When the trailer for Kung Fu Panda came out, I thought it looked terrible. After finally catching up with it on DVD, I was pleasantly surprised how charming it was. It’s not Dreamworks policy to let a good movie stand on its own so Kung Fun Panda 2 was quickly put into production.
A bit too quickly unfortunately. Last week I said Pirates of the Caribbean: On Stranger Tides was Shadow of the Thin Man. Today Kung Fu Panda 2 is really Teenage Mutant Ninja Turtles II: Secret of the Ooze. Obviously.
Both films had characters who were outcasts who ended up being accepted after they saved the day with their awesome fighting skills. Instead of having a new adventure to advance the story, it’s time to look back into their past. After seeing a mysterious symbol, Po (Jack Black) has a memory of his parents. He realizes that he was adopted and decides to figure out who his real family is. He says he also needs to know “Who I am,” which is one of the more annoying character goals because it’s usually just who they always were. So just like when the turtles learned the secret of the ooze, the new information really didn’t matter and was already assumed. What an exciting story!

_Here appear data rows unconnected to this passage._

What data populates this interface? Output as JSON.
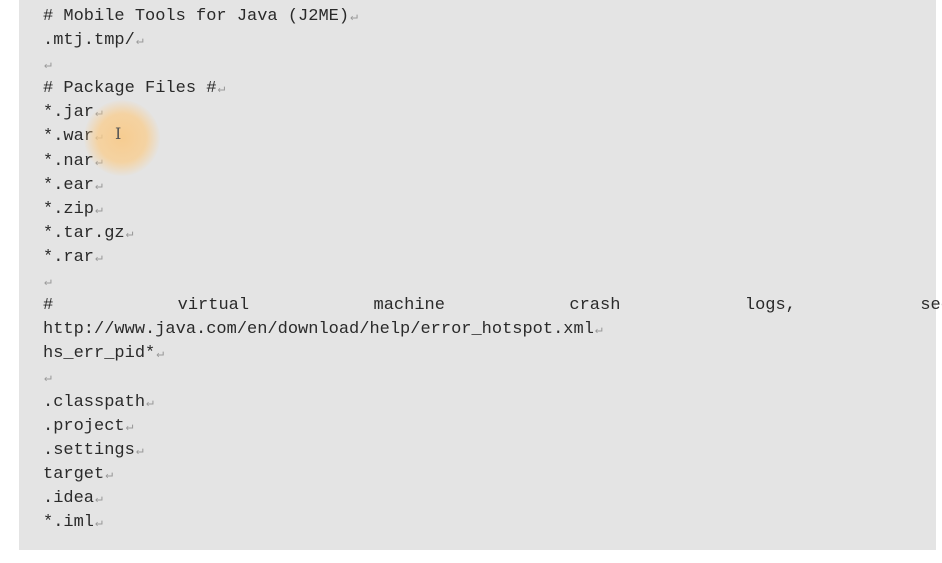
{
  "document": {
    "lines": [
      {
        "text": "# Mobile Tools for Java (J2ME)",
        "mark": "↵"
      },
      {
        "text": ".mtj.tmp/",
        "mark": "↵"
      },
      {
        "text": "",
        "mark": "↵"
      },
      {
        "text": "# Package Files #",
        "mark": "↵"
      },
      {
        "text": "*.jar",
        "mark": "↵"
      },
      {
        "text": "*.war",
        "mark": "↵"
      },
      {
        "text": "*.nar",
        "mark": "↵"
      },
      {
        "text": "*.ear",
        "mark": "↵"
      },
      {
        "text": "*.zip",
        "mark": "↵"
      },
      {
        "text": "*.tar.gz",
        "mark": "↵"
      },
      {
        "text": "*.rar",
        "mark": "↵"
      },
      {
        "text": "",
        "mark": "↵"
      },
      {
        "words": [
          "#",
          "virtual",
          "machine",
          "crash",
          "logs,",
          "see"
        ]
      },
      {
        "text": "http://www.java.com/en/download/help/error_hotspot.xml",
        "mark": "↵"
      },
      {
        "text": "hs_err_pid*",
        "mark": "↵"
      },
      {
        "text": "",
        "mark": "↵"
      },
      {
        "text": ".classpath",
        "mark": "↵"
      },
      {
        "text": ".project",
        "mark": "↵"
      },
      {
        "text": ".settings",
        "mark": "↵"
      },
      {
        "text": "target",
        "mark": "↵"
      },
      {
        "text": ".idea",
        "mark": "↵"
      },
      {
        "text": "*.iml",
        "mark": "↵"
      }
    ],
    "cursor_glyph": "I"
  },
  "colors": {
    "block_background": "#e4e4e4",
    "text": "#2a2a2a",
    "paragraph_mark": "#9a9a9a",
    "cursor_highlight": "#f7c98a"
  }
}
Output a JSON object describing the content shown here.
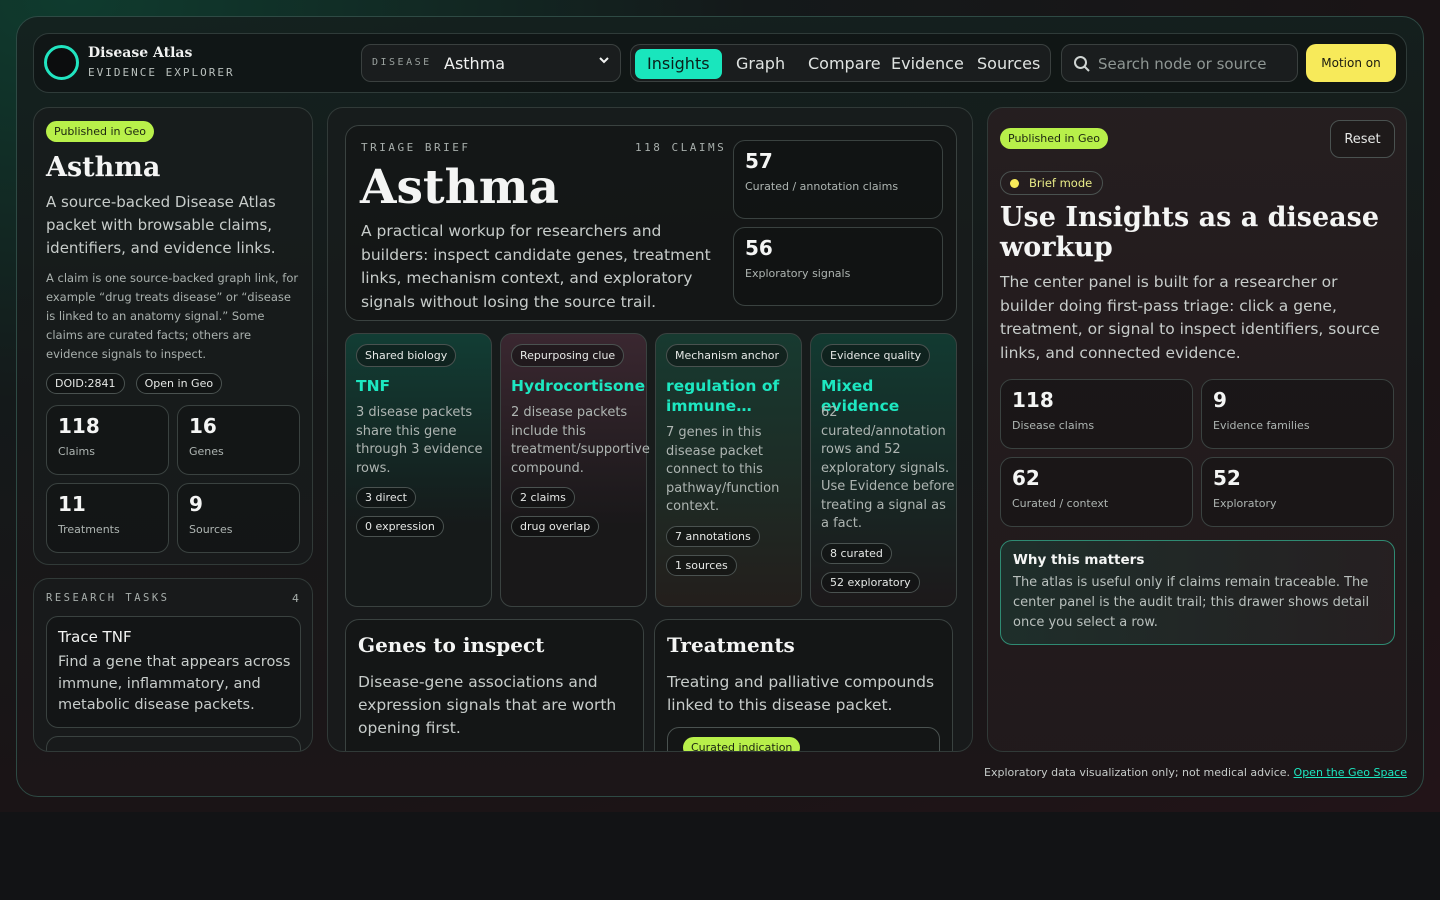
{
  "brand": {
    "title": "Disease Atlas",
    "subtitle": "EVIDENCE EXPLORER"
  },
  "disease_select": {
    "label": "DISEASE",
    "value": "Asthma"
  },
  "tabs": [
    {
      "label": "Insights",
      "active": true
    },
    {
      "label": "Graph",
      "active": false
    },
    {
      "label": "Compare",
      "active": false
    },
    {
      "label": "Evidence",
      "active": false
    },
    {
      "label": "Sources",
      "active": false
    }
  ],
  "search": {
    "placeholder": "Search node or source"
  },
  "motion_button": "Motion on",
  "left": {
    "badge": "Published in Geo",
    "title": "Asthma",
    "description": "A source-backed Disease Atlas packet with browsable claims, identifiers, and evidence links.",
    "note": "A claim is one source-backed graph link, for example “drug treats disease” or “disease is linked to an anatomy signal.” Some claims are curated facts; others are evidence signals to inspect.",
    "chips": [
      "DOID:2841",
      "Open in Geo"
    ],
    "stats": [
      {
        "value": "118",
        "label": "Claims"
      },
      {
        "value": "16",
        "label": "Genes"
      },
      {
        "value": "11",
        "label": "Treatments"
      },
      {
        "value": "9",
        "label": "Sources"
      }
    ]
  },
  "tasks": {
    "heading": "RESEARCH TASKS",
    "count": "4",
    "items": [
      {
        "title": "Trace TNF",
        "description": "Find a gene that appears across immune, inflammatory, and metabolic disease packets."
      }
    ]
  },
  "brief": {
    "heading": "TRIAGE BRIEF",
    "claims": "118 CLAIMS",
    "title": "Asthma",
    "description": "A practical workup for researchers and builders: inspect candidate genes, treatment links, mechanism context, and exploratory signals without losing the source trail.",
    "stats": [
      {
        "value": "57",
        "label": "Curated / annotation claims"
      },
      {
        "value": "56",
        "label": "Exploratory signals"
      }
    ]
  },
  "cards": [
    {
      "tag": "Shared biology",
      "name": "TNF",
      "body": "3 disease packets share this gene through 3 evidence rows.",
      "chips": [
        "3 direct",
        "0 expression"
      ],
      "tint": "#123d34"
    },
    {
      "tag": "Repurposing clue",
      "name": "Hydrocortisone",
      "body": "2 disease packets include this treatment/supportive compound.",
      "chips": [
        "2 claims",
        "drug overlap"
      ],
      "tint": "#3a2730"
    },
    {
      "tag": "Mechanism anchor",
      "name": "regulation of immune…",
      "body": "7 genes in this disease packet connect to this pathway/function context.",
      "chips": [
        "7 annotations",
        "1 sources"
      ],
      "tint": "#173a30"
    },
    {
      "tag": "Evidence quality",
      "name": "Mixed evidence",
      "body": "62 curated/annotation rows and 52 exploratory signals. Use Evidence before treating a signal as a fact.",
      "chips": [
        "8 curated",
        "52 exploratory"
      ],
      "tint": "#123a31"
    }
  ],
  "genes": {
    "title": "Genes to inspect",
    "description": "Disease-gene associations and expression signals that are worth opening first."
  },
  "treatments": {
    "title": "Treatments",
    "description": "Treating and palliative compounds linked to this disease packet.",
    "first_badge": "Curated indication"
  },
  "right": {
    "badge": "Published in Geo",
    "reset": "Reset",
    "mode": "Brief mode",
    "title": "Use Insights as a disease workup",
    "description": "The center panel is built for a researcher or builder doing first-pass triage: click a gene, treatment, or signal to inspect identifiers, source links, and connected evidence.",
    "stats": [
      {
        "value": "118",
        "label": "Disease claims"
      },
      {
        "value": "9",
        "label": "Evidence families"
      },
      {
        "value": "62",
        "label": "Curated / context"
      },
      {
        "value": "52",
        "label": "Exploratory"
      }
    ],
    "why_title": "Why this matters",
    "why_text": "The atlas is useful only if claims remain traceable. The center panel is the audit trail; this drawer shows detail once you select a row."
  },
  "footer": {
    "text": "Exploratory data visualization only; not medical advice.",
    "link": "Open the Geo Space"
  },
  "colors": {
    "accent": "#19e6bd",
    "highlight": "#b8f04a",
    "yellow": "#f7ea5a"
  }
}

Meanwhile there is a new threat by ways of Lord Shen (Gary Oldman), a peacock with daddy issues. He uses gunpowder to make a weapon that will “end kung fu.” Lord Shen doesn’t really stack up as a worthy successor to the last villain, especially because he has a prophecy working against him. Whenever there is a prophecy in a film, it will always always always come true therefore removing any stakes and thrills.

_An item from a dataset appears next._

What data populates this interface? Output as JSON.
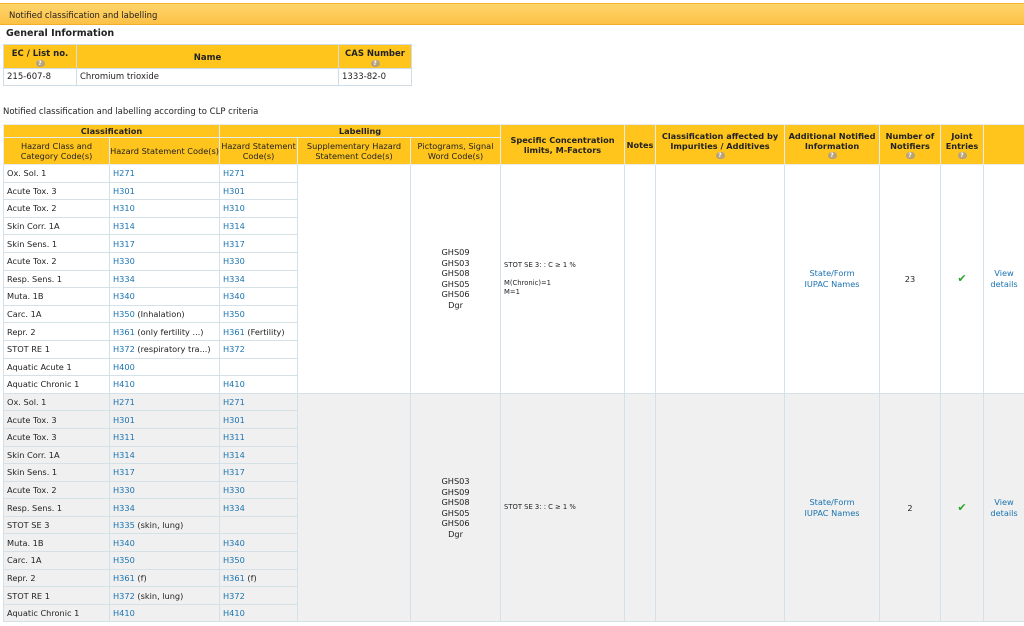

Like the first film, the action scenes remain energetic and creative. One of the earlier scenes involving stopping some robbers is one of the highlights because it has all of the warriors fighting at once and working together. These scenes are good reasons for having so many characters, but when it comes down to plotting and dialog it feels crowded. I think Viper (Lucy Liu) and Monkey (Jackie Chan) only had one line apiece in the whole film. My favorite character from the last film, Shifu (Dustin Hoffman) is absent for majority of the running time.
Much like Shrek 2 felt a bit stale, but still watchable this one will entertain most of the original audience. However the last scene is a blunt set-up for the third film and that film doesn’t seem very interesting. I would try to beg that this series doesn’t become diluted, but this is Dreamworks. There has already been a lame Christmas special, a video game, a direct-to-DVD short film, rumors of a TV show, and at least two more movies on their way. It’s only going to get worse from here.